Trump is the Democratic secret weapon

Democrats have a wafer-thin majority in Congress, which will be difficult to maintain in the midterm election. But President Biden and his party have a secret weapon to deploy next year and his name is Donald Trump.

A new president’s party has fared badly in the midterm elections. In 2010, after Barack Obama became president in 2008, Democrats endured massive losses and lost control of the House. Two years after Trump became president, Democrats won big and regained control of the House. 

This pattern places Biden and Democratic-controlled Congress in jeopardy next year, but there are factors that work in his party’s favor.

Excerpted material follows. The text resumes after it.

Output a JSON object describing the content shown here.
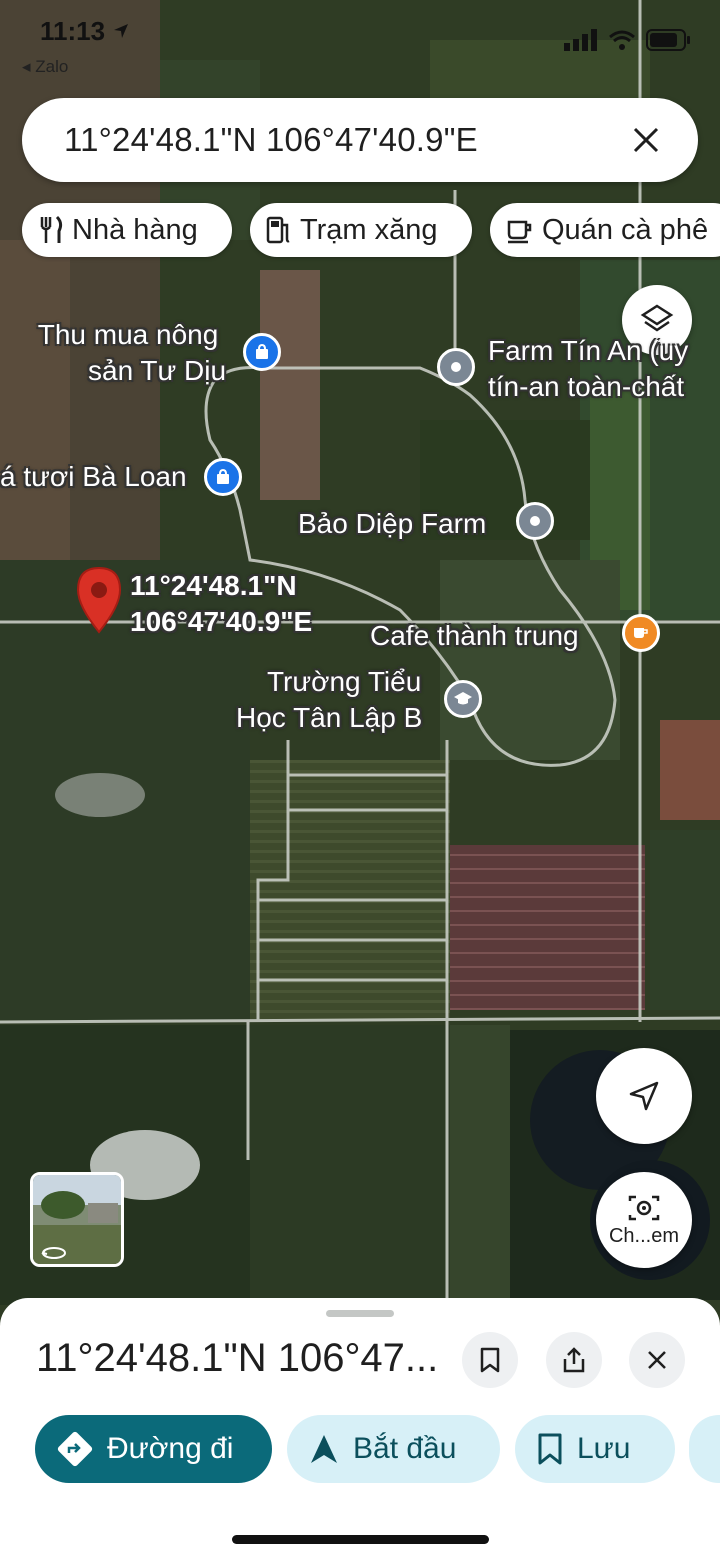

The biggest Democratic advantage is the contrast between the 46th and the 45th president. 

Trump is the gift that keeps on giving to Democrats. During his presidency, the GOP lost the White House and both houses of Congress, and his continued prominence in the hearts and minds of many Republicans could undermine GOP hopes of taking back Congress in 2022 and the White House in 2024. 

The latest Real Clear Politics average indicates that most Americans have favorable opinions of Biden, while more than half of the public dislikes Trump.  

Even though Trump is unpopular, Republicans just can’t bring themselves to let him go.

Republicans are focused on relitigating the outcome of the 2020 election rather than moving forward to fight the 2022 campaign. Almost six months after the presidential election, Republicans in Arizona are still recounting ballots in a futile effort to prove that Trump won the state he lost to Biden.

Democrats in the Grand Canyon State should be pleased that the Republicans there are devoting all their energy on a pointless effort to reverse the 2020 election, rather than on a focused campaign to defeat the Democratic incumbent, Sen. Mark Kelly, who is running for a full six-year term in 2022.

Republicans are so obsessed with Trump that they are willing to abandon their ideological commitment to conservatism. Last week they unceremoniously dumped Rep. Liz Cheney (R-Wyo.) from her caucus leadership position to rebrand the party of Reagan as the party of Trump.

Cheney is a very conservative Republican, but the House minority caucus jettisoned her anyway because of her refusal to accept the Big Lie that Trump had been cheated out of a second term in the White House. The caucus replaced her with Rep. Elise Stefanik (R-N.Y.), who has only a moderately conservative voting record but does support the failed former president. 

The GOP is caught between a rock and hard place. Trump is bad for the party, but his popularity with GOP partisans hinders his party from reaching out to the many Americans who don’t like him.

Rank and file Republicans cherish the former president and his approach to policy and politics. They ferociously cling on to the fantasy that Trump won the recent presidential campaign, and they believe that Republican politicians should emulate his leadership example that led the nation almost to the abyss. 

Trump’s trials and tribulations also could create trouble for Republicans. The New York attorney general just announced the start of a criminal investigation into the Trump Organization. This inquiry could open a can of worms that creates legal problems for the ex-president and political problems for the GOP. 

On the flip side, most Americans like Biden, and GOP attacks on his liberalism have fallen on deaf ears.  

The pandemic has started to recede, and the economy has begun to revive. If the improved health and wellbeing of the body politic continues, Biden should be in a better position than Obama and Trump were late in the second year of their presidencies.  

Heading into their first midterm elections, Trump and Obama had Gallup Poll job ratings that were underwater. If Biden maintains, or even increases, his ratings as the nation recovers, Democrats will prosper next year instead of suffering.  

That would mean Democrats would reverse the historical pattern and the president’s party will gain seats instead of losing them in 2022. Republicans are prepared to snatch defeat from the jaws of victory while they blindly follow Trump. They are making a big bet on the bad boy of American politics.

Brad Bannon is a Democratic pollster and CEO of Bannon Communications Research. He is also the host of a radio podcast “Deadline D.C. With Brad Bannon” that airs on the Progressive Voices Network. Follow him on Twitter @BradBannon.

Tags 2020 elections 2022 midterms Barack Obama Democrats Donald Trump Elise Stefanik GOP Joe Biden Liz Cheney Mark Kelly midterm elections presidential election Republicans

More Campaign News

See All
See all Hill.TV See all Video

Most Popular

Load more

Video

See all Video